Please repeat the data in full, character for character.
-- Dataset records follows --
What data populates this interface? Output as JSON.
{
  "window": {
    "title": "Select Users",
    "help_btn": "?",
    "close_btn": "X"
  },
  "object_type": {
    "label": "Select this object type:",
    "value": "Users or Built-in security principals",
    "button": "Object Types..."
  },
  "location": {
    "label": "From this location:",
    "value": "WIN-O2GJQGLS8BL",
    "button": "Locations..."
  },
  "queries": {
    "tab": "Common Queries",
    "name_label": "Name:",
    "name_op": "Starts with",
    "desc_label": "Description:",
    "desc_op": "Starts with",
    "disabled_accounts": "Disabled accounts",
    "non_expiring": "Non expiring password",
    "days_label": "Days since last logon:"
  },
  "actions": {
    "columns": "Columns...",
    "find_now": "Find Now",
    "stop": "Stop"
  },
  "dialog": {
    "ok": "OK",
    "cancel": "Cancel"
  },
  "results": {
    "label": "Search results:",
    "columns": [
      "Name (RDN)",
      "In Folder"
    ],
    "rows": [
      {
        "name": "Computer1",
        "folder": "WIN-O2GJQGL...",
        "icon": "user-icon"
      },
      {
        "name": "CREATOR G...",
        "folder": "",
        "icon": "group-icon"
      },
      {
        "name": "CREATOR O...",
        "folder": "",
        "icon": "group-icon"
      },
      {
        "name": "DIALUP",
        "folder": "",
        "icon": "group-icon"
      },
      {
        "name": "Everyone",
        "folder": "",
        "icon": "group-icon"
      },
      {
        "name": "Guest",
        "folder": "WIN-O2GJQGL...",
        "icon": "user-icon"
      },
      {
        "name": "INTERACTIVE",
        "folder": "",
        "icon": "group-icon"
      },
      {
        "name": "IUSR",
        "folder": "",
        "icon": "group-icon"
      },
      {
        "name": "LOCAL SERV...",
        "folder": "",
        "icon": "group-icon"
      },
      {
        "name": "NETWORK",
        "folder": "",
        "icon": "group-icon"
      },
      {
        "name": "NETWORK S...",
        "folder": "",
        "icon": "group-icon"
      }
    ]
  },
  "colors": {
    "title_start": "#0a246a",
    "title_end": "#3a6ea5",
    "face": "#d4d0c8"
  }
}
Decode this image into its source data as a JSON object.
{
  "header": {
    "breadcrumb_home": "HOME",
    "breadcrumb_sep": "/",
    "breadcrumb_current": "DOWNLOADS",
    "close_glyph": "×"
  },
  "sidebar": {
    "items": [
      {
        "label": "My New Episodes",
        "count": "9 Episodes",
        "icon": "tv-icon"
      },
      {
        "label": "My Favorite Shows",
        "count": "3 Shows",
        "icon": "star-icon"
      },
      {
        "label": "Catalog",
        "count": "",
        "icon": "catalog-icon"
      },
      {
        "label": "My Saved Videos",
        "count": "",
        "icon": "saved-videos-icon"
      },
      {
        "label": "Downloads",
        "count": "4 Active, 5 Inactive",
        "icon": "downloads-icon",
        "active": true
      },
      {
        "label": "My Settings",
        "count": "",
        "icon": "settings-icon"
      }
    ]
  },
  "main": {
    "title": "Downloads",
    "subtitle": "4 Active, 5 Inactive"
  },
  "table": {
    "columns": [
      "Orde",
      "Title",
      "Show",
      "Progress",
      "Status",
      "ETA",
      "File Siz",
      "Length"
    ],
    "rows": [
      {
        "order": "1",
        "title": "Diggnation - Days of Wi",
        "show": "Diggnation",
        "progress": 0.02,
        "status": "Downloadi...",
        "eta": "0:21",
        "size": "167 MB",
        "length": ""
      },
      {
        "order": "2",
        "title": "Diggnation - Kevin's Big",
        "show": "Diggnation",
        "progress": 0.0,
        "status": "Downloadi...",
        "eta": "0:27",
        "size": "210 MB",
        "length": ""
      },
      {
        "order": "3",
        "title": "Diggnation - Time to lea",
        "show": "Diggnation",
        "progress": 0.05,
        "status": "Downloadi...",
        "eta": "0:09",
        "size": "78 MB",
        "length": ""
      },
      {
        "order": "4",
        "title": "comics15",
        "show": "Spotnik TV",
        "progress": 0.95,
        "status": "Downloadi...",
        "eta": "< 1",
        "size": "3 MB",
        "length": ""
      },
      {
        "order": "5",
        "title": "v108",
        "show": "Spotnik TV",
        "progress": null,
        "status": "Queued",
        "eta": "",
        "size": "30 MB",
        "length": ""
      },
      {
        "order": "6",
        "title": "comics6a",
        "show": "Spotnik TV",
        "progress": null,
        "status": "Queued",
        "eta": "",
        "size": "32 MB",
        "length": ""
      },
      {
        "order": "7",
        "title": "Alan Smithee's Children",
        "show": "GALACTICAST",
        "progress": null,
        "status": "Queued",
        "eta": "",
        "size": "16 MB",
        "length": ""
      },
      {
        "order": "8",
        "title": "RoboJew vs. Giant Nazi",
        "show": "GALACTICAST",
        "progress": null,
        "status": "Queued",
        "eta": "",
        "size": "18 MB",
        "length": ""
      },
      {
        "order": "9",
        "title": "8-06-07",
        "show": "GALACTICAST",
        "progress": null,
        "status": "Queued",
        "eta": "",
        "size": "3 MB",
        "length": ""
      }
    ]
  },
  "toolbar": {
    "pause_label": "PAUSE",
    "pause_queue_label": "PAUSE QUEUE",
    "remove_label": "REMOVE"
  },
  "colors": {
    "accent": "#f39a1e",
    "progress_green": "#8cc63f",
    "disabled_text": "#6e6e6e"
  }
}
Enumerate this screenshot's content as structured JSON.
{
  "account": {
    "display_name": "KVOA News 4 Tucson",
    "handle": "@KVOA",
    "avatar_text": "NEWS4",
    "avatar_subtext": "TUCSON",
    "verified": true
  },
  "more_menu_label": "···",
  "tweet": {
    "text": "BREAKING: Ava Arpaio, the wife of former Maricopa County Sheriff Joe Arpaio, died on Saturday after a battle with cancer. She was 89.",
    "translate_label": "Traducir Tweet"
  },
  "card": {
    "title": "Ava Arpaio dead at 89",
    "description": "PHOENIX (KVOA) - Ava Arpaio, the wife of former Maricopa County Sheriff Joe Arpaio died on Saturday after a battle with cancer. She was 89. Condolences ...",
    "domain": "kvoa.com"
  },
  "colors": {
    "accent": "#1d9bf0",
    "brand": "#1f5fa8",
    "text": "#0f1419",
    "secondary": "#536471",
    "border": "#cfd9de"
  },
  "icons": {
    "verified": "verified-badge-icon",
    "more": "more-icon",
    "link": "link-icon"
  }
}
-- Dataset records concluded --
▸ **Completed task**:
What data populates this interface? Output as JSON.
{
  "window": {
    "title": "Select Users",
    "help_btn": "?",
    "close_btn": "X"
  },
  "object_type": {
    "label": "Select this object type:",
    "value": "Users or Built-in security principals",
    "button": "Object Types..."
  },
  "location": {
    "label": "From this location:",
    "value": "WIN-O2GJQGLS8BL",
    "button": "Locations..."
  },
  "queries": {
    "tab": "Common Queries",
    "name_label": "Name:",
    "name_op": "Starts with",
    "desc_label": "Description:",
    "desc_op": "Starts with",
    "disabled_accounts": "Disabled accounts",
    "non_expiring": "Non expiring password",
    "days_label": "Days since last logon:"
  },
  "actions": {
    "columns": "Columns...",
    "find_now": "Find Now",
    "stop": "Stop"
  },
  "dialog": {
    "ok": "OK",
    "cancel": "Cancel"
  },
  "results": {
    "label": "Search results:",
    "columns": [
      "Name (RDN)",
      "In Folder"
    ],
    "rows": [
      {
        "name": "Computer1",
        "folder": "WIN-O2GJQGL...",
        "icon": "user-icon"
      },
      {
        "name": "CREATOR G...",
        "folder": "",
        "icon": "group-icon"
      },
      {
        "name": "CREATOR O...",
        "folder": "",
        "icon": "group-icon"
      },
      {
        "name": "DIALUP",
        "folder": "",
        "icon": "group-icon"
      },
      {
        "name": "Everyone",
        "folder": "",
        "icon": "group-icon"
      },
      {
        "name": "Guest",
        "folder": "WIN-O2GJQGL...",
        "icon": "user-icon"
      },
      {
        "name": "INTERACTIVE",
        "folder": "",
        "icon": "group-icon"
      },
      {
        "name": "IUSR",
        "folder": "",
        "icon": "group-icon"
      },
      {
        "name": "LOCAL SERV...",
        "folder": "",
        "icon": "group-icon"
      },
      {
        "name": "NETWORK",
        "folder": "",
        "icon": "group-icon"
      },
      {
        "name": "NETWORK S...",
        "folder": "",
        "icon": "group-icon"
      }
    ]
  },
  "colors": {
    "title_start": "#0a246a",
    "title_end": "#3a6ea5",
    "face": "#d4d0c8"
  }
}
Decode this image into its source data as a JSON object.
{
  "header": {
    "breadcrumb_home": "HOME",
    "breadcrumb_sep": "/",
    "breadcrumb_current": "DOWNLOADS",
    "close_glyph": "×"
  },
  "sidebar": {
    "items": [
      {
        "label": "My New Episodes",
        "count": "9 Episodes",
        "icon": "tv-icon"
      },
      {
        "label": "My Favorite Shows",
        "count": "3 Shows",
        "icon": "star-icon"
      },
      {
        "label": "Catalog",
        "count": "",
        "icon": "catalog-icon"
      },
      {
        "label": "My Saved Videos",
        "count": "",
        "icon": "saved-videos-icon"
      },
      {
        "label": "Downloads",
        "count": "4 Active, 5 Inactive",
        "icon": "downloads-icon",
        "active": true
      },
      {
        "label": "My Settings",
        "count": "",
        "icon": "settings-icon"
      }
    ]
  },
  "main": {
    "title": "Downloads",
    "subtitle": "4 Active, 5 Inactive"
  },
  "table": {
    "columns": [
      "Orde",
      "Title",
      "Show",
      "Progress",
      "Status",
      "ETA",
      "File Siz",
      "Length"
    ],
    "rows": [
      {
        "order": "1",
        "title": "Diggnation - Days of Wi",
        "show": "Diggnation",
        "progress": 0.02,
        "status": "Downloadi...",
        "eta": "0:21",
        "size": "167 MB",
        "length": ""
      },
      {
        "order": "2",
        "title": "Diggnation - Kevin's Big",
        "show": "Diggnation",
        "progress": 0.0,
        "status": "Downloadi...",
        "eta": "0:27",
        "size": "210 MB",
        "length": ""
      },
      {
        "order": "3",
        "title": "Diggnation - Time to lea",
        "show": "Diggnation",
        "progress": 0.05,
        "status": "Downloadi...",
        "eta": "0:09",
        "size": "78 MB",
        "length": ""
      },
      {
        "order": "4",
        "title": "comics15",
        "show": "Spotnik TV",
        "progress": 0.95,
        "status": "Downloadi...",
        "eta": "< 1",
        "size": "3 MB",
        "length": ""
      },
      {
        "order": "5",
        "title": "v108",
        "show": "Spotnik TV",
        "progress": null,
        "status": "Queued",
        "eta": "",
        "size": "30 MB",
        "length": ""
      },
      {
        "order": "6",
        "title": "comics6a",
        "show": "Spotnik TV",
        "progress": null,
        "status": "Queued",
        "eta": "",
        "size": "32 MB",
        "length": ""
      },
      {
        "order": "7",
        "title": "Alan Smithee's Children",
        "show": "GALACTICAST",
        "progress": null,
        "status": "Queued",
        "eta": "",
        "size": "16 MB",
        "length": ""
      },
      {
        "order": "8",
        "title": "RoboJew vs. Giant Nazi",
        "show": "GALACTICAST",
        "progress": null,
        "status": "Queued",
        "eta": "",
        "size": "18 MB",
        "length": ""
      },
      {
        "order": "9",
        "title": "8-06-07",
        "show": "GALACTICAST",
        "progress": null,
        "status": "Queued",
        "eta": "",
        "size": "3 MB",
        "length": ""
      }
    ]
  },
  "toolbar": {
    "pause_label": "PAUSE",
    "pause_queue_label": "PAUSE QUEUE",
    "remove_label": "REMOVE"
  },
  "colors": {
    "accent": "#f39a1e",
    "progress_green": "#8cc63f",
    "disabled_text": "#6e6e6e"
  }
}
Enumerate this screenshot's content as structured JSON.
{
  "account": {
    "display_name": "KVOA News 4 Tucson",
    "handle": "@KVOA",
    "avatar_text": "NEWS4",
    "avatar_subtext": "TUCSON",
    "verified": true
  },
  "more_menu_label": "···",
  "tweet": {
    "text": "BREAKING: Ava Arpaio, the wife of former Maricopa County Sheriff Joe Arpaio, died on Saturday after a battle with cancer. She was 89.",
    "translate_label": "Traducir Tweet"
  },
  "card": {
    "title": "Ava Arpaio dead at 89",
    "description": "PHOENIX (KVOA) - Ava Arpaio, the wife of former Maricopa County Sheriff Joe Arpaio died on Saturday after a battle with cancer. She was 89. Condolences ...",
    "domain": "kvoa.com"
  },
  "colors": {
    "accent": "#1d9bf0",
    "brand": "#1f5fa8",
    "text": "#0f1419",
    "secondary": "#536471",
    "border": "#cfd9de"
  },
  "icons": {
    "verified": "verified-badge-icon",
    "more": "more-icon",
    "link": "link-icon"
  }
}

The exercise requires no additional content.